Most of the heroes of the 1960’s mentioned in Thorne’s book are now deceased. I have no doubt that they would be proud of what they accomplished but I wonder if they would be saddened on the dawn of 2021 with the political landscape that now surrounds us.
Could a Vincent Townsend, Sidney Smyer, David Vann, Mel Bailey, or Karl Friedman, among a host of others, ever imagine that the descendants of those municipal leaders, merchants, and businessmen they worked with to make a better Birmingham for the future be called racist 60 years later by their own U.S. President and the current leaders of the contemporary civil rights movements of the United States. That is not a brush we, or they, deserve to be tarred with.
That is exactly why Behind The Magic Curtain is right on time for the current generation…the generation that did not live thru the violence and tumultuous years that Birmingham experienced…..the one that is replayed over and over in newsreels and demeaning stories about the old racist and unjust South. We are not going back.
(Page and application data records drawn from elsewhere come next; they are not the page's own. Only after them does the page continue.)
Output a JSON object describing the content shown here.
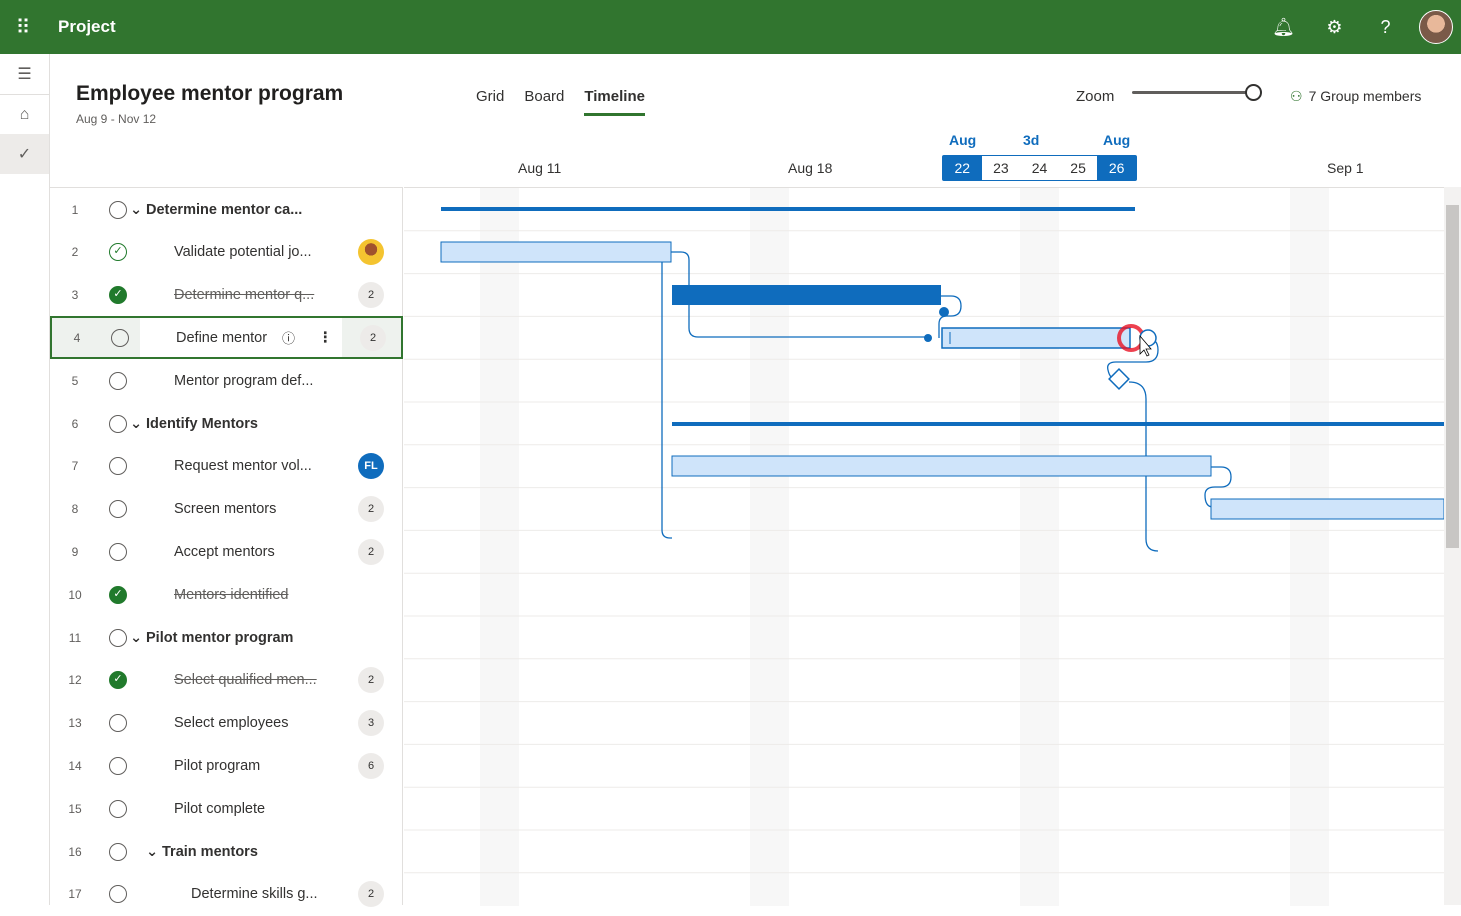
{
  "app": {
    "name": "Project"
  },
  "project": {
    "title": "Employee mentor program",
    "dates": "Aug 9 - Nov 12"
  },
  "tabs": [
    {
      "label": "Grid"
    },
    {
      "label": "Board"
    },
    {
      "label": "Timeline"
    }
  ],
  "zoom": {
    "label": "Zoom",
    "level": 1.0
  },
  "members": {
    "label": "7 Group members"
  },
  "timeline_header": {
    "weeks": [
      "Aug 11",
      "Aug 18",
      "Sep 1"
    ],
    "zoom_left": "Aug",
    "zoom_mid": "3d",
    "zoom_right": "Aug",
    "days": [
      "22",
      "23",
      "24",
      "25",
      "26"
    ]
  },
  "tasks": [
    {
      "num": "1",
      "name": "Determine mentor ca...",
      "status": "open",
      "type": "summary"
    },
    {
      "num": "2",
      "name": "Validate potential jo...",
      "status": "partial",
      "type": "task",
      "assignee": "photo"
    },
    {
      "num": "3",
      "name": "Determine mentor q...",
      "status": "done",
      "type": "task",
      "assignee": "2"
    },
    {
      "num": "4",
      "name": "Define mentor",
      "status": "open",
      "type": "task",
      "assignee": "2"
    },
    {
      "num": "5",
      "name": "Mentor program def...",
      "status": "open",
      "type": "task"
    },
    {
      "num": "6",
      "name": "Identify Mentors",
      "status": "open",
      "type": "summary"
    },
    {
      "num": "7",
      "name": "Request mentor vol...",
      "status": "open",
      "type": "task",
      "assignee": "FL"
    },
    {
      "num": "8",
      "name": "Screen mentors",
      "status": "open",
      "type": "task",
      "assignee": "2"
    },
    {
      "num": "9",
      "name": "Accept mentors",
      "status": "open",
      "type": "task",
      "assignee": "2"
    },
    {
      "num": "10",
      "name": "Mentors identified",
      "status": "done",
      "type": "task"
    },
    {
      "num": "11",
      "name": "Pilot mentor program",
      "status": "open",
      "type": "summary"
    },
    {
      "num": "12",
      "name": "Select qualified men...",
      "status": "done",
      "type": "task",
      "assignee": "2"
    },
    {
      "num": "13",
      "name": "Select employees",
      "status": "open",
      "type": "task",
      "assignee": "3"
    },
    {
      "num": "14",
      "name": "Pilot program",
      "status": "open",
      "type": "task",
      "assignee": "6"
    },
    {
      "num": "15",
      "name": "Pilot complete",
      "status": "open",
      "type": "task"
    },
    {
      "num": "16",
      "name": "Train mentors",
      "status": "open",
      "type": "summary2"
    },
    {
      "num": "17",
      "name": "Determine skills g...",
      "status": "open",
      "type": "sub",
      "assignee": "2"
    }
  ]
}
Anyone born after 1960, and especially critics, race baiters, and skeptics should read this book. Give credit to the heroes behind the curtain who supported change 60 years ago and made it happen for your generation. Behind the Magic Curtain is not illusory, the work was real, the meaningful gains have lasted, Birmingham and the South are still the better for it.
For more information about T.K. Thorne’s book release click here.